    I didn't select this biography specifically, just sent my husband out to buy "a biography of Eleanor of Aquitaine", to try to undo some of the damage done by a bad piece of historical fiction. There are many out there, and I may be tempted to pick up another just to see another angle, or different details, or something. This version was reasonably well-written and seemed to rely on primary sources, was very educational, and was an engaging read from beginning to end. However, there were some ham-handed attempts at fleshing the narrative out that I wasn't sure about: why all the commentary about her robust sexual appetites as a youth, with no recorded or substantiated romantic affairs? Simply because she was a beauty from the South? And some odd descriptions about weather, thoughts people were having, etc. So, I may pick up another version just to see if I might like it better, but all in all, this one was pretty good. I feel like the record was set straight, and I enjoyed the read.

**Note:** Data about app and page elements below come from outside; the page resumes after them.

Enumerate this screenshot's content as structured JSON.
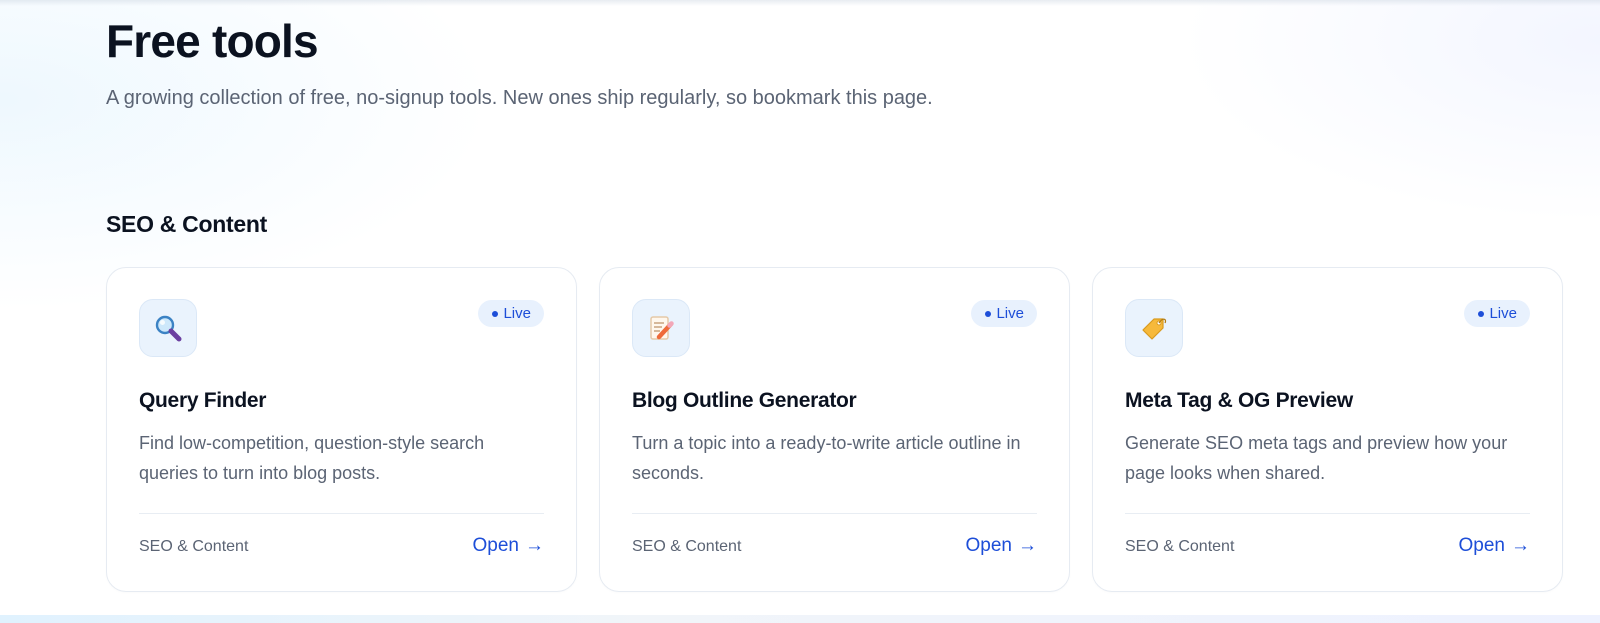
{
  "header": {
    "title": "Free tools",
    "subtitle": "A growing collection of free, no-signup tools. New ones ship regularly, so bookmark this page."
  },
  "section": {
    "title": "SEO & Content"
  },
  "cards": [
    {
      "icon": "magnifying-glass-icon",
      "status": "Live",
      "title": "Query Finder",
      "description": "Find low-competition, question-style search queries to turn into blog posts.",
      "category": "SEO & Content",
      "open_label": "Open",
      "open_arrow": "→"
    },
    {
      "icon": "memo-pencil-icon",
      "status": "Live",
      "title": "Blog Outline Generator",
      "description": "Turn a topic into a ready-to-write article outline in seconds.",
      "category": "SEO & Content",
      "open_label": "Open",
      "open_arrow": "→"
    },
    {
      "icon": "label-tag-icon",
      "status": "Live",
      "title": "Meta Tag & OG Preview",
      "description": "Generate SEO meta tags and preview how your page looks when shared.",
      "category": "SEO & Content",
      "open_label": "Open",
      "open_arrow": "→"
    }
  ],
  "colors": {
    "accent": "#1d4ed8",
    "badge_bg": "#e8f1fd",
    "icon_tile_bg": "#eaf3fd",
    "text_primary": "#0b1220",
    "text_muted": "#5b6474"
  }
}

  • Kate Stedman
    2019-03-27 00:32

    I confess to being a little obsessed by Eleanor of Aquitaine - infact all medieval history. She was a fascinating individual who managed to live to the remarkable old age of 82 in the 12th century when most women died very young indeed - even Queens. She was Queen of 2 different countries, she travelled for 2 years from France overland to the Holy Land on a crusade with her husband the King of France, she gave birth to 10 children and her next husband (the King of England)incarcerated her for 15 years for organising a failed coup with her sons against him. She still refused to release her lands and wealth to him in return for liberation and it was only upon his death that her son Richard the Lionheart was able to grant her freedom. What a woman - all in the age of no dentistry, anaesthetic and antibiotics!

  • Amy
    2019-03-27 23:34

    In a time when a woman's only job was to birth children comes Eleanor of Aquitaine, future Queen of France and England. Id heard of her in passing, as the mother of King Richard the Lionheart, but knew nothing about her. In this biography I have found a female medieval heroine, a woman who refused to accept her limitations as a woman in a patriarchal society. A woman who helped rule and govern two of Europe's major kingdoms, who refused to be left in fruitless marriages and who battled on to live into her seventies. A true battle axe of a woman and an inspiration to women; even in the 21st century. The biography is well researched, easily read and brings to life 12th century Europe for the noble class. Recommend to anyone interested in medieval history, women's history or want a better understanding of those turbulent times.

  • AJ
    2019-03-24 20:50

    Reality TV has nothing on Royal England. I'm convinced that any King named Henry is destined for an amazingly scandalous tenure on the throne.When I started reading it I felt the material was a little dry and academic. As it got into the meat of the drama I forgot that I could not hear Eleanor's voice at all (she left no letters, poetry, etc. so the author does not try to recreate her tone as she has no proof of what it was). By the end I appreciated the succinct and very meticulously researched and detailed account of her life. Without overtures or guesses into how Eleanor really talked, spoke, or interacted I have in my mind a clear picture of her - the author succeeded in making this a well documented and accurate account of her life.